What the kids are reading this December

When all three of my minions are reading something they like, I am a very happy mum!

We spent Thanksgiving in the mountains in New Mexico and on our shopping day in town my son picked out the latest installment of the Wimpy Kid series – Hard Luck – as his treat 🙂 He spent most of the car ride home with his nose in the book, and having finished it in record time he had decided to revisit the other Wimpy Kid stories on his shelf.

My oldest daughter, having whizzed through the book she got from the school library and not having anything else immediately available, begged for something from my book shelf. She wasn’t keen on ‘Divergent’ (she doesn’t want anything to take away her love for the Hunger Games series) so I suggested ‘The Book Thief’ by Markus Zusak and she loves it so much she wants her own copy.

My youngest has been obsessing over all the fairy books * written by Daisy Meadows. She is currently almost finished with ‘Victoria the Violin Fairy’ – she even dressed up as the main character for her school’s literary day.
I hope she loves the box full of rainbow fairy books I have waiting to put under the Christmas tree!


*Additional info and thoughts on the fairy books my 7yo loves: I recently read an article (which I have been unable to find again!)  online concerning the Rainbow Fairies books. Basically, these books are not written by a single author but a group of writers who brainstorm and create the stories together. The article was slightly scathing, taking a ‘these are not real books’ view of the whole thing and many comments agreed with that stance. Sure I’m bummed that ‘Daisy Meadows’ is not a real person, because *giggle* imagine having that name, but in my opinion the books are friendly and fun and they promote reading – why would anyone knock that?


A review: Inkheart

Finally finished rereading ‘Inkheart’ by Cornelia Funke and it’s still firmly holding on to its place as one of my all time favourite books.
Even the second time around, this story does not disappoint.

‘Inkheart’ is the story of Mo, the book doctor who repairs broken spines and loose pages, and his daughter Meggie, a girl with a treasure chest full of her own favourite books.

Meggie and Mo live in a small cottage filled to the brim with books, they often travel together when Mo has to fix books for people who live far away. Their lives are filled with books, but Mo never reads aloud.

One rainy night a stranger arrives at the door, a stranger named Dustfinger who seems to know her father. Meggie is used to her father packing up his tools and taking her along on a job, but this time it feels like they are running away. Dustfinger is back, keeps calling Mo, Silvertongue, and he insists on going with them.
They head for Aunt Elinor’s house, a relative Meggie doesn’t remember. The house resembles a library with bookshelves floor to ceiling in every room. Mo has a book he doesn’t want to show Meggie, one he asks Elinor to hide, one that Dustfinger seems anxious to get.

Meggie soon finds herself in the kind of adventure she’s only ever read about – and adventures are much more fun when you can turn the page to stop being scared.

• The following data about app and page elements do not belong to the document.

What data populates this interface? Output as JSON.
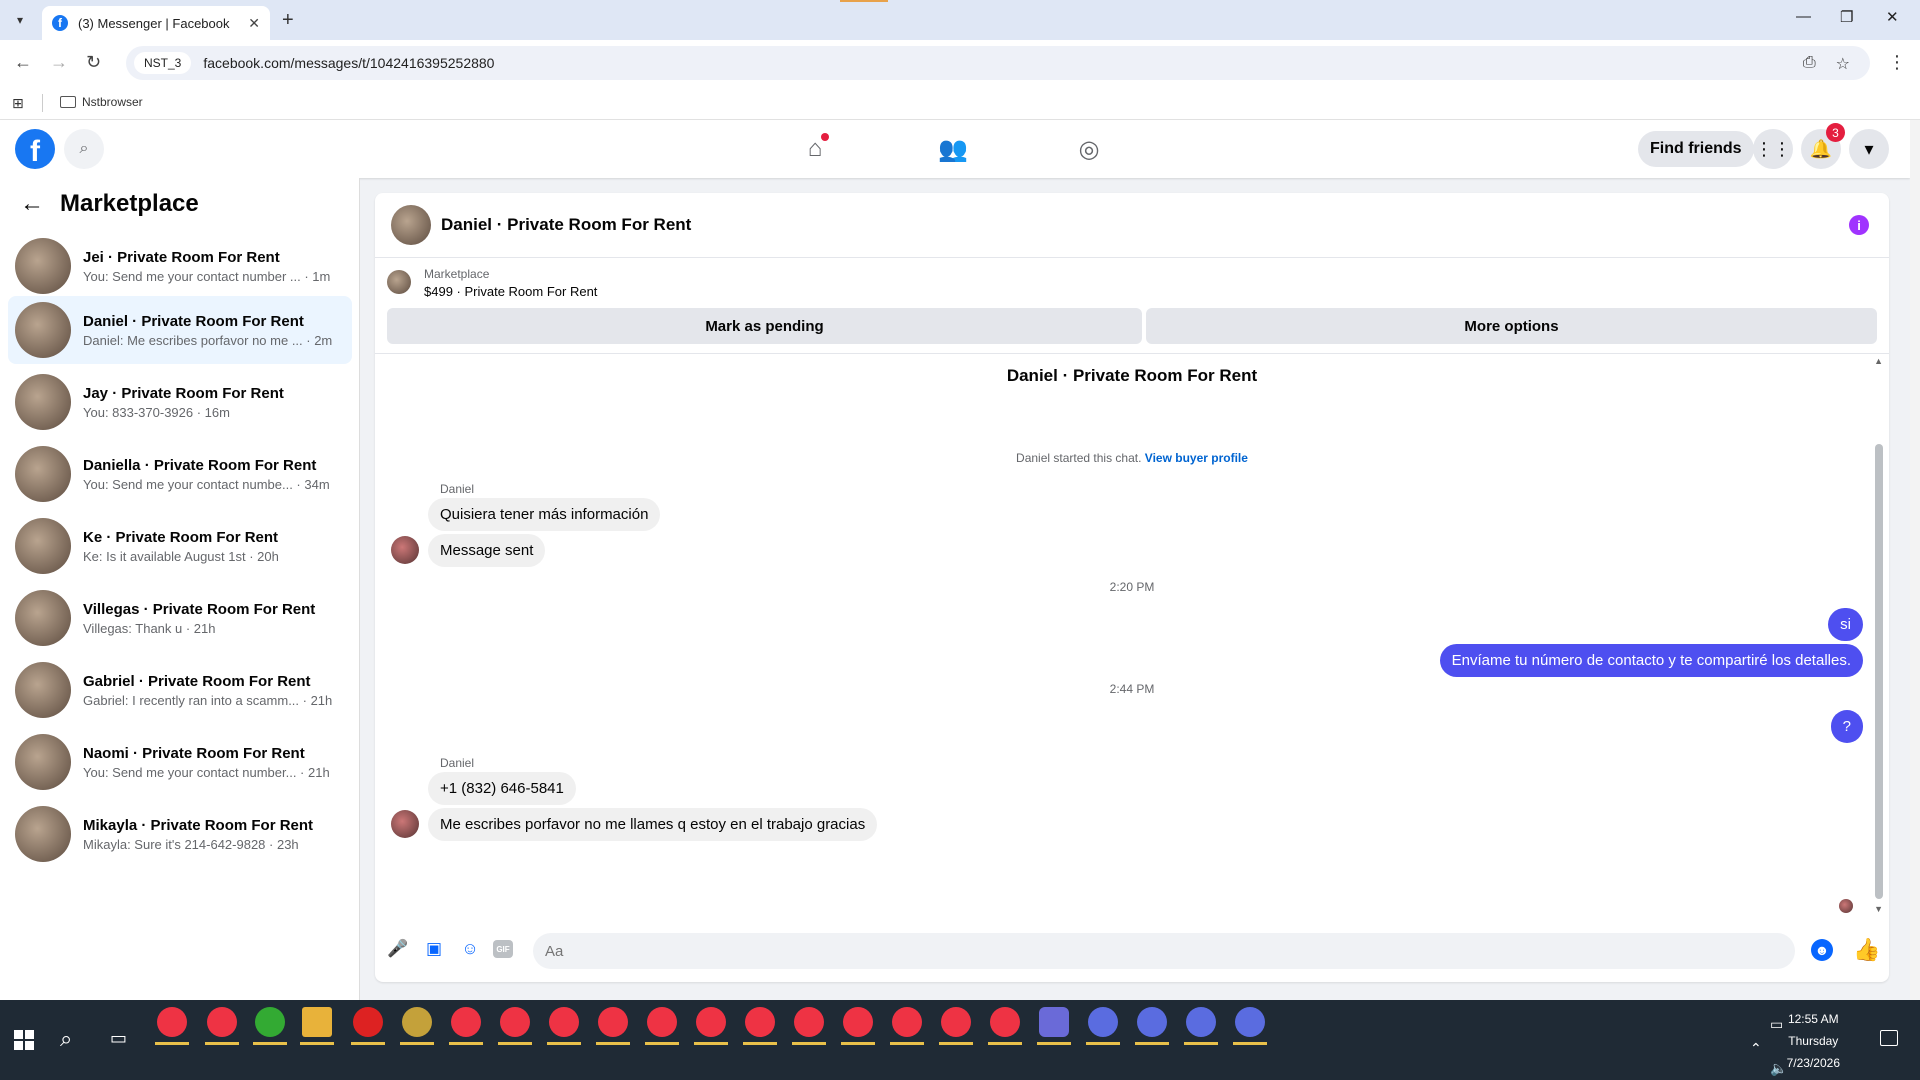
{
  "browser": {
    "tab_title": "(3) Messenger | Facebook",
    "profile_chip": "NST_3",
    "url": "facebook.com/messages/t/1042416395252880",
    "bookmark": "Nstbrowser"
  },
  "fb_nav": {
    "find_friends": "Find friends",
    "notification_count": "3"
  },
  "sidebar": {
    "title": "Marketplace",
    "conversations": [
      {
        "name": "Jei · Private Room For Rent",
        "snippet": "You: Send me your contact number ... · 1m"
      },
      {
        "name": "Daniel · Private Room For Rent",
        "snippet": "Daniel: Me escribes porfavor no me ... · 2m"
      },
      {
        "name": "Jay · Private Room For Rent",
        "snippet": "You: 833-370-3926 · 16m"
      },
      {
        "name": "Daniella · Private Room For Rent",
        "snippet": "You: Send me your contact numbe... · 34m"
      },
      {
        "name": "Ke · Private Room For Rent",
        "snippet": "Ke: Is it available August 1st · 20h"
      },
      {
        "name": "Villegas · Private Room For Rent",
        "snippet": "Villegas: Thank u · 21h"
      },
      {
        "name": "Gabriel · Private Room For Rent",
        "snippet": "Gabriel: I recently ran into a scamm... · 21h"
      },
      {
        "name": "Naomi · Private Room For Rent",
        "snippet": "You: Send me your contact number... · 21h"
      },
      {
        "name": "Mikayla · Private Room For Rent",
        "snippet": "Mikayla: Sure it's 214-642-9828 · 23h"
      }
    ]
  },
  "chat": {
    "header_name": "Daniel · Private Room For Rent",
    "listing_label": "Marketplace",
    "listing_item": "$499 · Private Room For Rent",
    "mark_pending": "Mark as pending",
    "more_options": "More options",
    "thread_title": "Daniel · Private Room For Rent",
    "system_text": "Daniel started this chat.",
    "system_link": "View buyer profile",
    "sender1": "Daniel",
    "msg1": "Quisiera tener más información",
    "msg2": "Message sent",
    "time1": "2:20 PM",
    "out1": "si",
    "out2": "Envíame tu número de contacto y te compartiré los detalles.",
    "time2": "2:44 PM",
    "out3": "?",
    "sender2": "Daniel",
    "msg3": "+1 (832) 646-5841",
    "msg4": "Me escribes porfavor no me llames q estoy en el trabajo gracias",
    "composer_placeholder": "Aa"
  },
  "taskbar": {
    "time": "12:55 AM",
    "day": "Thursday",
    "date": "7/23/2026"
  },
  "colors": {
    "fb_blue": "#1877f2",
    "outgoing_bubble": "#4e4ff0",
    "active_conversation": "#ebf5ff"
  }
}
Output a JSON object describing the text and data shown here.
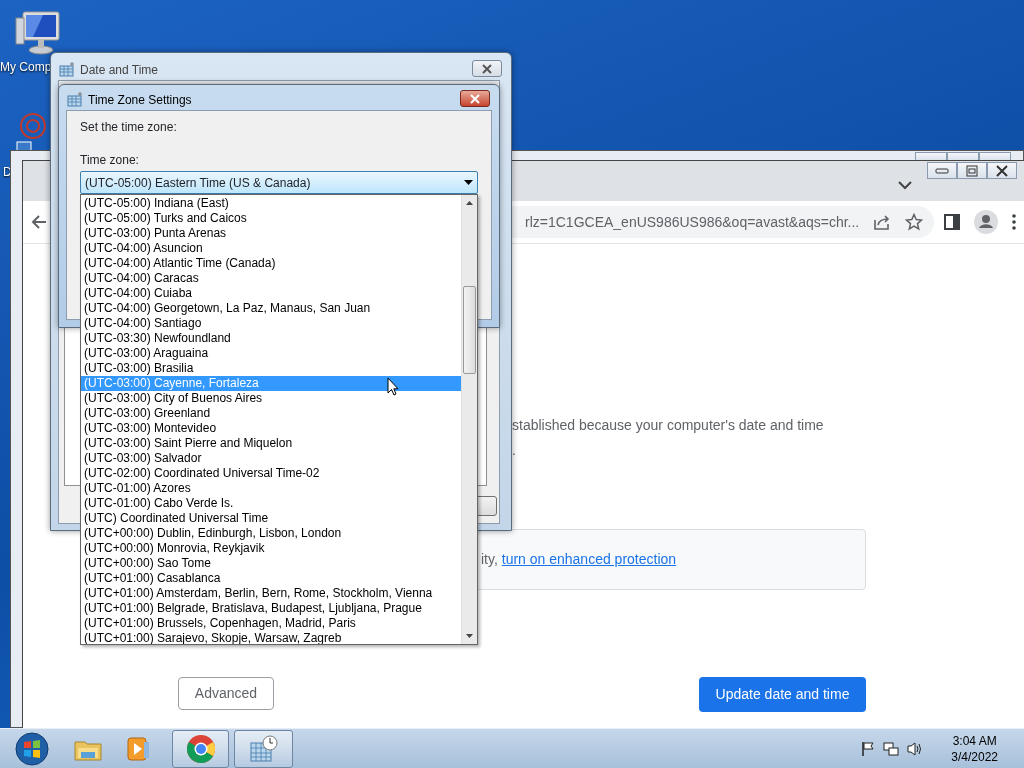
{
  "desktop_icons": [
    {
      "label": "My Comp",
      "kind": "computer"
    },
    {
      "label": "D",
      "kind": "program"
    }
  ],
  "browser": {
    "address": "rlz=1C1GCEA_enUS986US986&oq=avast&aqs=chr...",
    "message": "stablished because your computer's date and time",
    "message_line2": ".",
    "notice": {
      "text": "ity, ",
      "link": "turn on enhanced protection"
    },
    "buttons": [
      {
        "label": "Advanced",
        "kind": "secondary"
      },
      {
        "label": "Update date and time",
        "kind": "primary"
      }
    ]
  },
  "date_time_window": {
    "title": "Date and Time"
  },
  "time_zone_dialog": {
    "title": "Time Zone Settings",
    "prompt": "Set the time zone:",
    "field_label": "Time zone:",
    "value": "(UTC-05:00) Eastern Time (US & Canada)",
    "expanded": true,
    "options": [
      {
        "label": "(UTC-05:00) Indiana (East)",
        "selected": false
      },
      {
        "label": "(UTC-05:00) Turks and Caicos",
        "selected": false
      },
      {
        "label": "(UTC-03:00) Punta Arenas",
        "selected": false
      },
      {
        "label": "(UTC-04:00) Asuncion",
        "selected": false
      },
      {
        "label": "(UTC-04:00) Atlantic Time (Canada)",
        "selected": false
      },
      {
        "label": "(UTC-04:00) Caracas",
        "selected": false
      },
      {
        "label": "(UTC-04:00) Cuiaba",
        "selected": false
      },
      {
        "label": "(UTC-04:00) Georgetown, La Paz, Manaus, San Juan",
        "selected": false
      },
      {
        "label": "(UTC-04:00) Santiago",
        "selected": false
      },
      {
        "label": "(UTC-03:30) Newfoundland",
        "selected": false
      },
      {
        "label": "(UTC-03:00) Araguaina",
        "selected": false
      },
      {
        "label": "(UTC-03:00) Brasilia",
        "selected": false
      },
      {
        "label": "(UTC-03:00) Cayenne, Fortaleza",
        "selected": true
      },
      {
        "label": "(UTC-03:00) City of Buenos Aires",
        "selected": false
      },
      {
        "label": "(UTC-03:00) Greenland",
        "selected": false
      },
      {
        "label": "(UTC-03:00) Montevideo",
        "selected": false
      },
      {
        "label": "(UTC-03:00) Saint Pierre and Miquelon",
        "selected": false
      },
      {
        "label": "(UTC-03:00) Salvador",
        "selected": false
      },
      {
        "label": "(UTC-02:00) Coordinated Universal Time-02",
        "selected": false
      },
      {
        "label": "(UTC-01:00) Azores",
        "selected": false
      },
      {
        "label": "(UTC-01:00) Cabo Verde Is.",
        "selected": false
      },
      {
        "label": "(UTC) Coordinated Universal Time",
        "selected": false
      },
      {
        "label": "(UTC+00:00) Dublin, Edinburgh, Lisbon, London",
        "selected": false
      },
      {
        "label": "(UTC+00:00) Monrovia, Reykjavik",
        "selected": false
      },
      {
        "label": "(UTC+00:00) Sao Tome",
        "selected": false
      },
      {
        "label": "(UTC+01:00) Casablanca",
        "selected": false
      },
      {
        "label": "(UTC+01:00) Amsterdam, Berlin, Bern, Rome, Stockholm, Vienna",
        "selected": false
      },
      {
        "label": "(UTC+01:00) Belgrade, Bratislava, Budapest, Ljubljana, Prague",
        "selected": false
      },
      {
        "label": "(UTC+01:00) Brussels, Copenhagen, Madrid, Paris",
        "selected": false
      },
      {
        "label": "(UTC+01:00) Sarajevo, Skopje, Warsaw, Zagreb",
        "selected": false
      }
    ]
  },
  "taskbar": {
    "apps": [
      {
        "kind": "explorer",
        "running": false
      },
      {
        "kind": "media",
        "running": false
      },
      {
        "kind": "chrome",
        "running": true
      },
      {
        "kind": "datetime",
        "running": true
      }
    ],
    "clock": {
      "time": "3:04 AM",
      "date": "3/4/2022"
    }
  }
}
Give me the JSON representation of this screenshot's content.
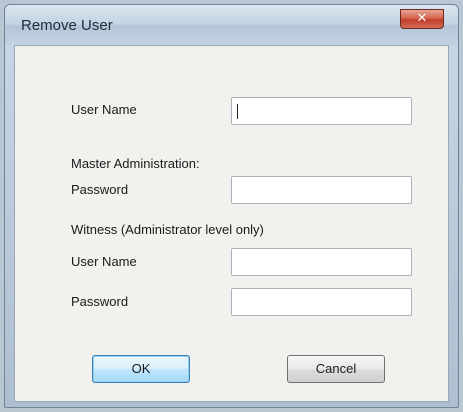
{
  "window": {
    "title": "Remove User"
  },
  "form": {
    "user_name_label": "User Name",
    "user_name_value": "",
    "master_section_label": "Master Administration:",
    "master_password_label": "Password",
    "master_password_value": "",
    "witness_section_label": "Witness (Administrator level only)",
    "witness_user_name_label": "User Name",
    "witness_user_name_value": "",
    "witness_password_label": "Password",
    "witness_password_value": ""
  },
  "buttons": {
    "ok": "OK",
    "cancel": "Cancel"
  },
  "colors": {
    "close_button": "#c9503c",
    "default_button_border": "#3c7fb1",
    "client_bg": "#f2f1ee"
  }
}
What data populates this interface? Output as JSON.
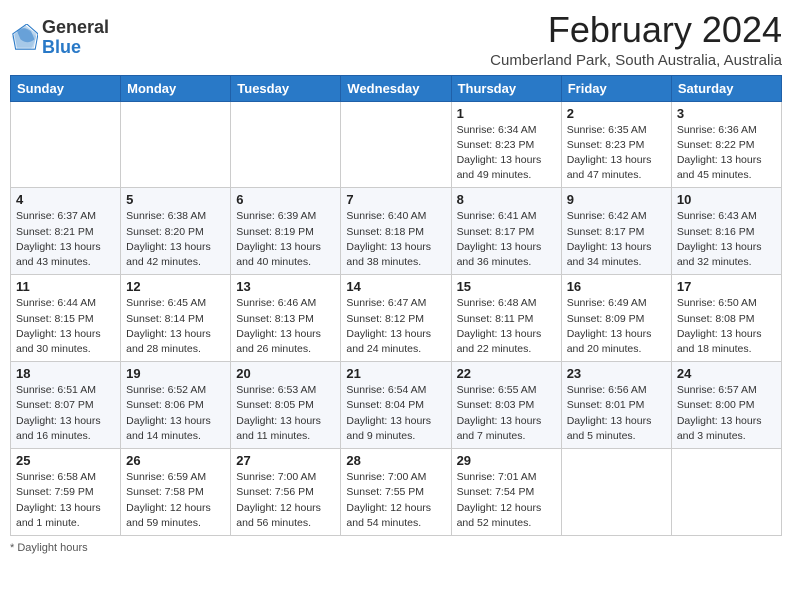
{
  "header": {
    "logo_general": "General",
    "logo_blue": "Blue",
    "month_title": "February 2024",
    "location": "Cumberland Park, South Australia, Australia"
  },
  "days_of_week": [
    "Sunday",
    "Monday",
    "Tuesday",
    "Wednesday",
    "Thursday",
    "Friday",
    "Saturday"
  ],
  "weeks": [
    [
      {
        "day": "",
        "info": ""
      },
      {
        "day": "",
        "info": ""
      },
      {
        "day": "",
        "info": ""
      },
      {
        "day": "",
        "info": ""
      },
      {
        "day": "1",
        "info": "Sunrise: 6:34 AM\nSunset: 8:23 PM\nDaylight: 13 hours\nand 49 minutes."
      },
      {
        "day": "2",
        "info": "Sunrise: 6:35 AM\nSunset: 8:23 PM\nDaylight: 13 hours\nand 47 minutes."
      },
      {
        "day": "3",
        "info": "Sunrise: 6:36 AM\nSunset: 8:22 PM\nDaylight: 13 hours\nand 45 minutes."
      }
    ],
    [
      {
        "day": "4",
        "info": "Sunrise: 6:37 AM\nSunset: 8:21 PM\nDaylight: 13 hours\nand 43 minutes."
      },
      {
        "day": "5",
        "info": "Sunrise: 6:38 AM\nSunset: 8:20 PM\nDaylight: 13 hours\nand 42 minutes."
      },
      {
        "day": "6",
        "info": "Sunrise: 6:39 AM\nSunset: 8:19 PM\nDaylight: 13 hours\nand 40 minutes."
      },
      {
        "day": "7",
        "info": "Sunrise: 6:40 AM\nSunset: 8:18 PM\nDaylight: 13 hours\nand 38 minutes."
      },
      {
        "day": "8",
        "info": "Sunrise: 6:41 AM\nSunset: 8:17 PM\nDaylight: 13 hours\nand 36 minutes."
      },
      {
        "day": "9",
        "info": "Sunrise: 6:42 AM\nSunset: 8:17 PM\nDaylight: 13 hours\nand 34 minutes."
      },
      {
        "day": "10",
        "info": "Sunrise: 6:43 AM\nSunset: 8:16 PM\nDaylight: 13 hours\nand 32 minutes."
      }
    ],
    [
      {
        "day": "11",
        "info": "Sunrise: 6:44 AM\nSunset: 8:15 PM\nDaylight: 13 hours\nand 30 minutes."
      },
      {
        "day": "12",
        "info": "Sunrise: 6:45 AM\nSunset: 8:14 PM\nDaylight: 13 hours\nand 28 minutes."
      },
      {
        "day": "13",
        "info": "Sunrise: 6:46 AM\nSunset: 8:13 PM\nDaylight: 13 hours\nand 26 minutes."
      },
      {
        "day": "14",
        "info": "Sunrise: 6:47 AM\nSunset: 8:12 PM\nDaylight: 13 hours\nand 24 minutes."
      },
      {
        "day": "15",
        "info": "Sunrise: 6:48 AM\nSunset: 8:11 PM\nDaylight: 13 hours\nand 22 minutes."
      },
      {
        "day": "16",
        "info": "Sunrise: 6:49 AM\nSunset: 8:09 PM\nDaylight: 13 hours\nand 20 minutes."
      },
      {
        "day": "17",
        "info": "Sunrise: 6:50 AM\nSunset: 8:08 PM\nDaylight: 13 hours\nand 18 minutes."
      }
    ],
    [
      {
        "day": "18",
        "info": "Sunrise: 6:51 AM\nSunset: 8:07 PM\nDaylight: 13 hours\nand 16 minutes."
      },
      {
        "day": "19",
        "info": "Sunrise: 6:52 AM\nSunset: 8:06 PM\nDaylight: 13 hours\nand 14 minutes."
      },
      {
        "day": "20",
        "info": "Sunrise: 6:53 AM\nSunset: 8:05 PM\nDaylight: 13 hours\nand 11 minutes."
      },
      {
        "day": "21",
        "info": "Sunrise: 6:54 AM\nSunset: 8:04 PM\nDaylight: 13 hours\nand 9 minutes."
      },
      {
        "day": "22",
        "info": "Sunrise: 6:55 AM\nSunset: 8:03 PM\nDaylight: 13 hours\nand 7 minutes."
      },
      {
        "day": "23",
        "info": "Sunrise: 6:56 AM\nSunset: 8:01 PM\nDaylight: 13 hours\nand 5 minutes."
      },
      {
        "day": "24",
        "info": "Sunrise: 6:57 AM\nSunset: 8:00 PM\nDaylight: 13 hours\nand 3 minutes."
      }
    ],
    [
      {
        "day": "25",
        "info": "Sunrise: 6:58 AM\nSunset: 7:59 PM\nDaylight: 13 hours\nand 1 minute."
      },
      {
        "day": "26",
        "info": "Sunrise: 6:59 AM\nSunset: 7:58 PM\nDaylight: 12 hours\nand 59 minutes."
      },
      {
        "day": "27",
        "info": "Sunrise: 7:00 AM\nSunset: 7:56 PM\nDaylight: 12 hours\nand 56 minutes."
      },
      {
        "day": "28",
        "info": "Sunrise: 7:00 AM\nSunset: 7:55 PM\nDaylight: 12 hours\nand 54 minutes."
      },
      {
        "day": "29",
        "info": "Sunrise: 7:01 AM\nSunset: 7:54 PM\nDaylight: 12 hours\nand 52 minutes."
      },
      {
        "day": "",
        "info": ""
      },
      {
        "day": "",
        "info": ""
      }
    ]
  ],
  "footer": {
    "note": "Daylight hours"
  }
}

Meggie’s father has a secret, when he reads aloud the story comes to life and characters can come out of their books. He used to read to Meggie when she was small, until one night when Dustfinger appeared in the living room, and Meggie’s mum disappeared. Dustfinger wasn’t alone, the bad guy from his story, Capricorn, came too.

Dustfinger is homesick wants to be read back into his book. Capricorn, wants the magician, Mo, to read more of his companions out of the story and into this world, where there is treasure to be stolen and new victims to terrorize.

For nine years Mo has moved his little family of two from place to place, hiding from both Dustfinger and Capricorn. He doesn’t want to read out loud ever again and risk losing Meggie.

‘Inkheart’ is a wonderful book with a main character who spins such magic when he reads that the story comes alive, something which Cornelia Funke also does with her words.

Good guys, bad guys, magic, fairies, adventure, books, more books! A lovely, smart, brave, female character, a lonely, homesick, cowardly, fire breather, an old aunt who values books above people, except when people value her and a villain whose heart is as black as the ink used to write him in to existence.
‘Inkheart’ has everything.


It’s been out for AGES but I’ve been so busy I only just got to see Gravity last week and I was not disappointed.

If you haven’t seen it yet – go see it in 3D – it’s fantastic.

I hate 3D for the sake of it but it totally works for Gravity.
Sandra Bullock is brilliant (and George Clooney is gorgeous!)

Take tissues, you’ll cry.